We can only imagine how it must have sounded – just listen to her final, mind-blowingly high note at the end of this video:
Leontyne Price sings Aida, "O patria mia"
South African soprano Pretty Yende has shot to fame at lightning speed. She first fell in love with opera aged 16, after hearing Delibes’ Flower Duet on British Airways’ famous TV ad. Nine years later, after studying at the Accademia Teatro alla Scala in Milan, she made her debut at the great Italian opera house itself, in the role of Musetta in Puccini’s La bohème.
The year after (2013), Yende had her international breakthrough at the Met. Today, she’s one of the genre’s most exciting stars.
Soprano Pretty Yende performs at the Classic BRIT Awards 2018
African American contralto Marian Anderson’s extraordinary musical range spread from lieder, to opera, to spirituals. In 1939, Anderson was painfully denied the right to perform at Constitution Hall because of her colour. Outraged by the decision, First Lady Eleanor Roosevelt spoke up and Anderson was eventually permitted to perform at the Lincoln Memorial, where she famously sang ‘My country tis of thee’.
When she was 58 she broke the colour barrier by making her debut at the Met, playing Ulrica in Verdi’s A Masked Ball.
Marian Anderson Sings at Lincoln Memorial
Graves is an opera star of the highest renown. The American mezzo, who performs around the world with the greatest orchestras, made her Royal Opera House debut in 1994 as Carmen. She does an exquisite ‘Habanera’, with her expressive voice and wonderfully dynamic stage presence. Listening to her version, it would almost seem that Bizet wrote it for Graves alone.
Denyce Graves sings the Habanera from Carmen
Jamaican-born, British bass-baritone Sir Willard White is one of the most respected opera stars of the last 40 years. His rich, velvety voice and magnetic stage presence have taken him to the world’s most prestigious opera venues, performing alongside the top orchestras.

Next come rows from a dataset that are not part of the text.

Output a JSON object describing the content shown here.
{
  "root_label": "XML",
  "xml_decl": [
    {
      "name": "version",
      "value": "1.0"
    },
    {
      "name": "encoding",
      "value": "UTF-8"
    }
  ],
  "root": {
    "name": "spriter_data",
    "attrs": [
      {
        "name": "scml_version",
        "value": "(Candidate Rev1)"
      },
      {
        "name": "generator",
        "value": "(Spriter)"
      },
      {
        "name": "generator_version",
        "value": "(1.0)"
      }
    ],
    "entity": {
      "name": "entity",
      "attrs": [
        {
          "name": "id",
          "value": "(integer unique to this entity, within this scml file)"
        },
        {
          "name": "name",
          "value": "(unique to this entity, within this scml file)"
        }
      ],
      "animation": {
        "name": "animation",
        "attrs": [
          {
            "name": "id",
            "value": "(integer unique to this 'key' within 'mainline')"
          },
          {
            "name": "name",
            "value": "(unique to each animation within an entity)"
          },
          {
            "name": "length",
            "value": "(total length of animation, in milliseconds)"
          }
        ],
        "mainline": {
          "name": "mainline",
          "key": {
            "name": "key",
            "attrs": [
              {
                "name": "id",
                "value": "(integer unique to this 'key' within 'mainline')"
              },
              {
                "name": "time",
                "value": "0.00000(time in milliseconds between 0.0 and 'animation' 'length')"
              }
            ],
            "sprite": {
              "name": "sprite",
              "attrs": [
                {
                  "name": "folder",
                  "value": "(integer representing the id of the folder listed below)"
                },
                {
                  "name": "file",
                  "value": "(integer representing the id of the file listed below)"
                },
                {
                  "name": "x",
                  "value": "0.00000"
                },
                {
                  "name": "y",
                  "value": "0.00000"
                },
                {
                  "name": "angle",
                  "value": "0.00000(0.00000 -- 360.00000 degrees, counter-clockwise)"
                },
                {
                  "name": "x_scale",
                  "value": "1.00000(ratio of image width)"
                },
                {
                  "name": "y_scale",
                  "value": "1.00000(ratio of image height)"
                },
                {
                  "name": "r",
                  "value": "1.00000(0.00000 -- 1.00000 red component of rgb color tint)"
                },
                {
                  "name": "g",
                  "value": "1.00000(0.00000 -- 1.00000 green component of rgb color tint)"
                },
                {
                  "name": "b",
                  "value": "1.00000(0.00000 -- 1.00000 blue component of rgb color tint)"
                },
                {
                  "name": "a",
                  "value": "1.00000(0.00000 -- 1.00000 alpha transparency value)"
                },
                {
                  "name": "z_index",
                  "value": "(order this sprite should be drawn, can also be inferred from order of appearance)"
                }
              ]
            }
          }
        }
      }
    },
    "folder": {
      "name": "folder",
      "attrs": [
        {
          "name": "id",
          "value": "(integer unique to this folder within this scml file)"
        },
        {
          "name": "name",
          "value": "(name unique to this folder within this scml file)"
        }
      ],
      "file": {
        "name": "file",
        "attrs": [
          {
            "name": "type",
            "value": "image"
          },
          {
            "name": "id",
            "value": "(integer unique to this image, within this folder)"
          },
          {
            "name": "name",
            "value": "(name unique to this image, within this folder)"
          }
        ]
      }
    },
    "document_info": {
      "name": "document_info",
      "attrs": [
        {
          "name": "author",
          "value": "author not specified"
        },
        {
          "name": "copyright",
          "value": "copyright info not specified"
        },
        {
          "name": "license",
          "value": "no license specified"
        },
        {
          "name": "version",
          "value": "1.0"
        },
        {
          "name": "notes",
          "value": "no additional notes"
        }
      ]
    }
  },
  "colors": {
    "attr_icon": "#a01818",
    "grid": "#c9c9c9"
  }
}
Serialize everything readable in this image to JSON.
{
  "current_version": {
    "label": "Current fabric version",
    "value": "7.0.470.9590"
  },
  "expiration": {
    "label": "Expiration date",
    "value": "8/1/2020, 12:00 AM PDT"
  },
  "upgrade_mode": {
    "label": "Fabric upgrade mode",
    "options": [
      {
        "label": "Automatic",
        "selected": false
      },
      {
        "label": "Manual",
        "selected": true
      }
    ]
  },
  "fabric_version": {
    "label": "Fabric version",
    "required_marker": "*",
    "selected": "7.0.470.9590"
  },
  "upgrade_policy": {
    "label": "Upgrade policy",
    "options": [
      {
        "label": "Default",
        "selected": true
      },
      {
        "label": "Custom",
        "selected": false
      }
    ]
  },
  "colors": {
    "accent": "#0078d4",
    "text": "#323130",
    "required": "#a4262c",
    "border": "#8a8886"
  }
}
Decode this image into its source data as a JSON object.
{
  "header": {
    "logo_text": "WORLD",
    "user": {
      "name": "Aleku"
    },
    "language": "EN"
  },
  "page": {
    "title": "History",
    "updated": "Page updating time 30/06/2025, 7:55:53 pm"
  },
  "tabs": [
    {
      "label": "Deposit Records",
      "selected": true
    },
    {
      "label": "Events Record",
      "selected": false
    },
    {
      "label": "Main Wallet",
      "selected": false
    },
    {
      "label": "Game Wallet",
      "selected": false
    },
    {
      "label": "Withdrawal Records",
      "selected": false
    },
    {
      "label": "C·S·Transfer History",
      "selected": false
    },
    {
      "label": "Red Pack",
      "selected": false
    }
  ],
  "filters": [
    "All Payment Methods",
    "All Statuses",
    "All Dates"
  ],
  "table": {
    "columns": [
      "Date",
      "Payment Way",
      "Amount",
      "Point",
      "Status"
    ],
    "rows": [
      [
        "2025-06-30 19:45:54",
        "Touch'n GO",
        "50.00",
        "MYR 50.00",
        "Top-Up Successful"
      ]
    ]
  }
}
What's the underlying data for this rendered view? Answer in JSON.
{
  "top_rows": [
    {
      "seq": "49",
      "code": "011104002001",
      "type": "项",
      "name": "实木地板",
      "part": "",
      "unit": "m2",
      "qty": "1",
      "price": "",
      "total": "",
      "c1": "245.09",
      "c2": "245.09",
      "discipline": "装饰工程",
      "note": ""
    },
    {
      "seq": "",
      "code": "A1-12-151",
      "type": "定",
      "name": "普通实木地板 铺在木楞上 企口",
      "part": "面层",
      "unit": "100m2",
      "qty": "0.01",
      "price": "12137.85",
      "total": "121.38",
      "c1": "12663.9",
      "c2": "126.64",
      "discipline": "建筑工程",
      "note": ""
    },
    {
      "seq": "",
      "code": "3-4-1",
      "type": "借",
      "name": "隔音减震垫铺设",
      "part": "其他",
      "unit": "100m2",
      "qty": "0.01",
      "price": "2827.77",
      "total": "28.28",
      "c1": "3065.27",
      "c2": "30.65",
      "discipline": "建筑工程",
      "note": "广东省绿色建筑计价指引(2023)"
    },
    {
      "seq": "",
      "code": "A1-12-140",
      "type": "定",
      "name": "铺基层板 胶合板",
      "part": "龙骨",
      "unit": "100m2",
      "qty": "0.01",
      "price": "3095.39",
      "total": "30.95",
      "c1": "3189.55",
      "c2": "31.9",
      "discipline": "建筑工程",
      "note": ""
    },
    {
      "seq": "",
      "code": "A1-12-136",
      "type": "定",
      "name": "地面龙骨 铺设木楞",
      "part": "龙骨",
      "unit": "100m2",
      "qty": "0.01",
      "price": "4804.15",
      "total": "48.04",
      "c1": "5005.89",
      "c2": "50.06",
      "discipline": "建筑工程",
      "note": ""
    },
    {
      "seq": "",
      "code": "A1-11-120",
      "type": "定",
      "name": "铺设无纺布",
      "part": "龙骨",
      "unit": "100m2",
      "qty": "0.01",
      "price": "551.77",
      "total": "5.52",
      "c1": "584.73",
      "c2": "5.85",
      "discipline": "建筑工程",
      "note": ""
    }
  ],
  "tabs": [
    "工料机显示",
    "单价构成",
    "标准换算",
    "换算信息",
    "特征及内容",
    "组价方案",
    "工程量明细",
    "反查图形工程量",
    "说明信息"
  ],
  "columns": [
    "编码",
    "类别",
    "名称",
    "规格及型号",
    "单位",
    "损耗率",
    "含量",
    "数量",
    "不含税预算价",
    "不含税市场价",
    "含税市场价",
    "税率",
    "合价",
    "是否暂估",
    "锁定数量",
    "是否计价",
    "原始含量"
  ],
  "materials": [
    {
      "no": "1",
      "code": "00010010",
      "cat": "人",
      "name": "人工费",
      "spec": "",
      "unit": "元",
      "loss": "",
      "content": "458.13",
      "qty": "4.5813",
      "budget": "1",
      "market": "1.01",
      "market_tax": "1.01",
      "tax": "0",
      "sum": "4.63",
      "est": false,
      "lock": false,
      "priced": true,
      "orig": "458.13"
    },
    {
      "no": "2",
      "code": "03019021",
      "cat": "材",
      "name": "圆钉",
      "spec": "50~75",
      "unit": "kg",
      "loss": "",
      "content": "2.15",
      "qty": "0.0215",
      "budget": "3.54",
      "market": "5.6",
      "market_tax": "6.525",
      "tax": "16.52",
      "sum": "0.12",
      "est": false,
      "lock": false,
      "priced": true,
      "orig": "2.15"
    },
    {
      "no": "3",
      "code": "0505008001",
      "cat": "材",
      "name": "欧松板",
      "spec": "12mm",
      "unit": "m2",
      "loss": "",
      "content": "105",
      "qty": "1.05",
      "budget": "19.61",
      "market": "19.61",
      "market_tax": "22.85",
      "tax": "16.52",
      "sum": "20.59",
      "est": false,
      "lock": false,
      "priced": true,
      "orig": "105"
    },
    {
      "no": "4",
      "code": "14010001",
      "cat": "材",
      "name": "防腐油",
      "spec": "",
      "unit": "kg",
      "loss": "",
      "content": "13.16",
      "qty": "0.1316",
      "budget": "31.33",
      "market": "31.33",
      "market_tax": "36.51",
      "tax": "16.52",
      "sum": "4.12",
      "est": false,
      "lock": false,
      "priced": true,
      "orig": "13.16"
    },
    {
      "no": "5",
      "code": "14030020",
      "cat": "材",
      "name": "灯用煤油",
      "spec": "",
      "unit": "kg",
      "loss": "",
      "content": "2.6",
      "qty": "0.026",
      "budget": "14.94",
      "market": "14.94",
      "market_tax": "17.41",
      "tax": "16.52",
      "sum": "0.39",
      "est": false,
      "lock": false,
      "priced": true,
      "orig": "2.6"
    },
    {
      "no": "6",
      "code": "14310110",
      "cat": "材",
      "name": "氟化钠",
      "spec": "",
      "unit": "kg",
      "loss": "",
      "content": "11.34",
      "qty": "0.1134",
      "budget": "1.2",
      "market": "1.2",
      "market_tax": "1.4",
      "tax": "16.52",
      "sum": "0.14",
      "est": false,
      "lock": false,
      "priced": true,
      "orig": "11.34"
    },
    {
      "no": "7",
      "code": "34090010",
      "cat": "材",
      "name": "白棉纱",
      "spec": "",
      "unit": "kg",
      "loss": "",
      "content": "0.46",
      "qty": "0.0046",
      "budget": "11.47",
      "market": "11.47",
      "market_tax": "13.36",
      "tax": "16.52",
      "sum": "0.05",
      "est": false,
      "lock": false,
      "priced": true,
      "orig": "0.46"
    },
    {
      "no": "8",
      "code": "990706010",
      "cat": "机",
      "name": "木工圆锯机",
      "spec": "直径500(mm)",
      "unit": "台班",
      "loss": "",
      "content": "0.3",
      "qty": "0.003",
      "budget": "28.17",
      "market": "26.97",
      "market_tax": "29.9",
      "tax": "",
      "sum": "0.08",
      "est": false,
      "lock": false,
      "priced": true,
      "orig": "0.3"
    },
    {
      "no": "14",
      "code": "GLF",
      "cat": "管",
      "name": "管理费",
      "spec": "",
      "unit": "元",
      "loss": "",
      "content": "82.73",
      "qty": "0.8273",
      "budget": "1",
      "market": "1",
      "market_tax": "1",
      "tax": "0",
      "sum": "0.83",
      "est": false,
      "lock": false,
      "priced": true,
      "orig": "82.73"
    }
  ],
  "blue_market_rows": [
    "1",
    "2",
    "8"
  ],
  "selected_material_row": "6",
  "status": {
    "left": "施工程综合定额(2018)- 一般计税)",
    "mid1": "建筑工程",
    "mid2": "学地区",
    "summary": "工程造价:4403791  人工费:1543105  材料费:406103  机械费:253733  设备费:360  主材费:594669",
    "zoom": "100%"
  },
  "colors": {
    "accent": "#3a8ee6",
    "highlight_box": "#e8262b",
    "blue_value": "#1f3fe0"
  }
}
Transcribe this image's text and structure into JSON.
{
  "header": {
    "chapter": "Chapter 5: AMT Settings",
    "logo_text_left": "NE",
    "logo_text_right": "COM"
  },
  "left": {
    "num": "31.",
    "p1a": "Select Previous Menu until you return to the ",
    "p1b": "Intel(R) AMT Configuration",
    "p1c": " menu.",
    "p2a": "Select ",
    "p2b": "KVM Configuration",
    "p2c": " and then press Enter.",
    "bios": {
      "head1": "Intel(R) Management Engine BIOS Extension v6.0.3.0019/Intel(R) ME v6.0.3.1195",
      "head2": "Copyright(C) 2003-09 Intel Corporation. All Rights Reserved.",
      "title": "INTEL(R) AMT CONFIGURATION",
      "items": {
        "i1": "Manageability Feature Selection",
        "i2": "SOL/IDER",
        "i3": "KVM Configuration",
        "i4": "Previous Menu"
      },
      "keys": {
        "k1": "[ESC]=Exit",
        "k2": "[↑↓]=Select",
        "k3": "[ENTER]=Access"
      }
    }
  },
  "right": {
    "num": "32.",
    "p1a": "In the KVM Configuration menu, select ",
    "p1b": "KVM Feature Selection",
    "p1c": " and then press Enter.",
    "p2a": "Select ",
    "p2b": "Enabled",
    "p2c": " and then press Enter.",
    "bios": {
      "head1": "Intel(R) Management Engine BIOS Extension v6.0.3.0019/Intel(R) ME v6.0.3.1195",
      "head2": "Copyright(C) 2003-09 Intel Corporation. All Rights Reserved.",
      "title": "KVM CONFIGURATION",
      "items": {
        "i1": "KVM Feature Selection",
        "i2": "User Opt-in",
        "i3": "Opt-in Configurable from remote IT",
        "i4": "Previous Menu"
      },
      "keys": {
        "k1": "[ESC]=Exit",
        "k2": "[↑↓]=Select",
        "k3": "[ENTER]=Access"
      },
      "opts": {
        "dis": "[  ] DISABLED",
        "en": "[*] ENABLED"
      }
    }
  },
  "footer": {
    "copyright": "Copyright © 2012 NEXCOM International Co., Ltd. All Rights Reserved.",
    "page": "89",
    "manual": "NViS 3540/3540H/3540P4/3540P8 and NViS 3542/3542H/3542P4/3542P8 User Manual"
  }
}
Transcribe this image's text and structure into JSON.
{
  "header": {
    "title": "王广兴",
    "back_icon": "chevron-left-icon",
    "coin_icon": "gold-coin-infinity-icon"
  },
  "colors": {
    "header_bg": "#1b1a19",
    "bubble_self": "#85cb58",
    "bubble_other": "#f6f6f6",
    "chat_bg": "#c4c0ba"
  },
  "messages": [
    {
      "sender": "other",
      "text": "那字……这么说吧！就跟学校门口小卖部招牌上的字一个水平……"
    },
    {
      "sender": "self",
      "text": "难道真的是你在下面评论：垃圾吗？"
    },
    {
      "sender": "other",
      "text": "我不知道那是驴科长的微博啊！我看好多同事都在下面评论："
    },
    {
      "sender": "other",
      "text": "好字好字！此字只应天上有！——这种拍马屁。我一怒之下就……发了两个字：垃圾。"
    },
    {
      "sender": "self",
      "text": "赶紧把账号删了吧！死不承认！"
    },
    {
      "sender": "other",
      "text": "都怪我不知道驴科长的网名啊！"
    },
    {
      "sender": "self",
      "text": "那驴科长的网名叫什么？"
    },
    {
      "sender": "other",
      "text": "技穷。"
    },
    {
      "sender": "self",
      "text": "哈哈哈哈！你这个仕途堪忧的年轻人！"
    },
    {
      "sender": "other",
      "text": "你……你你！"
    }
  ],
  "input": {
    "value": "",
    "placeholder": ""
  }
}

White, who has been President of the Royal Northern College of Music since 2008, most recently performed at the 75th anniversary of the Normandy landings in 2019, singing the Chant des Partisans in front of Queen Elizabeth II and Emmanuel Macron.
75 ans du D-Day "Chant des partisans"
Kathleen Battle is a coloratura and lyric soprano, who enjoyed many years of success at the Met. But after being fired from the company in 1994, Battle moved away from opera and into jazz and spirituals, carving a new path in the music of Gershwin, Vangelis and Stevie Wonder.
In the height of her opera career, Battle was known for her quotably ‘diva extraordinaire’ moments. She once rang the Boston Symphony Orchestra management to complain that her hotel had put peas in her pasta, and was soon after fired.
Kathleen Battle - Rossini: Una voce poco fa
J’Nai Bridges is one of opera’s great rising stars. Coined the “plush-voiced mezzo-soprano” by The New York Times, the in-demand star chose music over a career in basketball, and still shoots hoops in rare moments away from the concert stage.
She recently hosted a virtual discussion on the LA Opera’s YouTube channel, speaking to Lawrence Brownlee, Russell Thomas and other opera stars about racial disparity and inequality, in the wake of the Black Lives Matter movement.
“It’s uncomfortable to talk about the injustices you face as a black artist,” Bridges said, “But it’s time.”
J'nai Bridges. Sapho: O ma lyre immortelle